Published: 2003-01-01


Rope is a very useful item and it can be made from many materials such as thin cord or string or even discarded materials such as plastic bags or bits of string. This document shows how to use a simple spindle made from wood and wire to twist these materials together to make a longer, sturdy rope.

Parts diagram

TN49 parts diagram




  1. TN49 figure 1

    Figure 1. Three hook side of Spindle Heel. Source: ECHO Staff

    Construct spindle head with 3 hooks (Figure 1) and tail stock with one hook (Figure 2).
  2. TN49 Figure 2

    Figure 2. Tail Stock with single hook. Source: ECHO Staff

    Tie end of cord, string, etc to tail stock hook.
  3. Anchor the stock base securely (bricks can be used to weigh it down).
  4. TN49 Figure 3

    Figure 3. Ouside of Spindle Hook. Source: ECHO Staff

    Place the spindle at a distance equal to the desired length of the rope plus ¼ to allow for shrinkage.
  5. Pull the cord across to one hook on the spindle head, loop it over that hook and return it to the tail stock and loop it over the base hook. Repeat for the other two spindle hooks. You can wrap each spindle hook with several strands for a thicker rope.
  6. Cut the cord and tie the cut end to the tail stock hook.
  7. Rotate spindle hooks clockwise (Figure 3) and allow the spindle head to slide towards the tailstock.
  8. When rotation has tightened the cords and the spindle head begins to slide towards the tailstock, insert the separator near the tailstock hook.
  9. Continue the spindle rotation; the cords should begin to roll together.
  10. Move the cord separator towards the spindle head as the cords roll together, forming the rope.
    TN49 Figure 4

    Figure 4. Outside of Tail Stock. Source: ECHO Staff

    When the cord separator reaches the spindles remove the cord separator and rotate the tailstock hook counter-clockwise to tighten the roll of the rope (Figure 4).
  12. Remove the rope from the hooks and tie off each end.

It is helpful to practice several times with short lengths of cord. For long lengths of rope, the process is easiest with one person operating the spindles and one moving the cord separator.

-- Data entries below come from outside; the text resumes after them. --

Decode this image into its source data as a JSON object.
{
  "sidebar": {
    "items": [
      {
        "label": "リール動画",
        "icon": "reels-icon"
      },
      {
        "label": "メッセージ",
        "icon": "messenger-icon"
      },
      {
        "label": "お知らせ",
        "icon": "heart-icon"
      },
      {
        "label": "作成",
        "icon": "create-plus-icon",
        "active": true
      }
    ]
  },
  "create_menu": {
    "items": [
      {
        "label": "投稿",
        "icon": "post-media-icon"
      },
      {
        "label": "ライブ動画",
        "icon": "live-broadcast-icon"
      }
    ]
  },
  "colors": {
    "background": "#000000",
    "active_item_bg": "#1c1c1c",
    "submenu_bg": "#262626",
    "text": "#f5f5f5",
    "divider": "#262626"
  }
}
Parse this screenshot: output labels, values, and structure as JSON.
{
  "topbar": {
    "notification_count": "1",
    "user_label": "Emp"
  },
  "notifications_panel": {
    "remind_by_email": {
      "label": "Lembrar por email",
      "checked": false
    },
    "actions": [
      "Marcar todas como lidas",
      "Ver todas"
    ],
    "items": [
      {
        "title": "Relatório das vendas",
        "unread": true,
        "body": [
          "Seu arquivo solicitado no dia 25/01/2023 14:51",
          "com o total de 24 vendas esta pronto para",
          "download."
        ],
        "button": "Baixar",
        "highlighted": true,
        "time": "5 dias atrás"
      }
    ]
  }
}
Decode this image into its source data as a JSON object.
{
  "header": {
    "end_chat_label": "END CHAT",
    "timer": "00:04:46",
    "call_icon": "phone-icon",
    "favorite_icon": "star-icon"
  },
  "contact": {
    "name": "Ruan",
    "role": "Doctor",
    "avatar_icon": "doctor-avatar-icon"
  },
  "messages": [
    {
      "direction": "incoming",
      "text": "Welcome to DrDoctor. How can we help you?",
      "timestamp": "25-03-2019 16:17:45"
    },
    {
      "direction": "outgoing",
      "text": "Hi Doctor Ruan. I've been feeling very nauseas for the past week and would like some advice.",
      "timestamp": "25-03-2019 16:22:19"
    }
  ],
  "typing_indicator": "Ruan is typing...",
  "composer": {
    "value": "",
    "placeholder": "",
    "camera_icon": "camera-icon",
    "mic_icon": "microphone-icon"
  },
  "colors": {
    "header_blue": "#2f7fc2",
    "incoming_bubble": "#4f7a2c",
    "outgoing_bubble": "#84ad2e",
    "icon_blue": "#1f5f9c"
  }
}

Cite this article as:

Forst, C. and L. Stoll 2003. Rope Maker. ECHO Technical Note no. 49.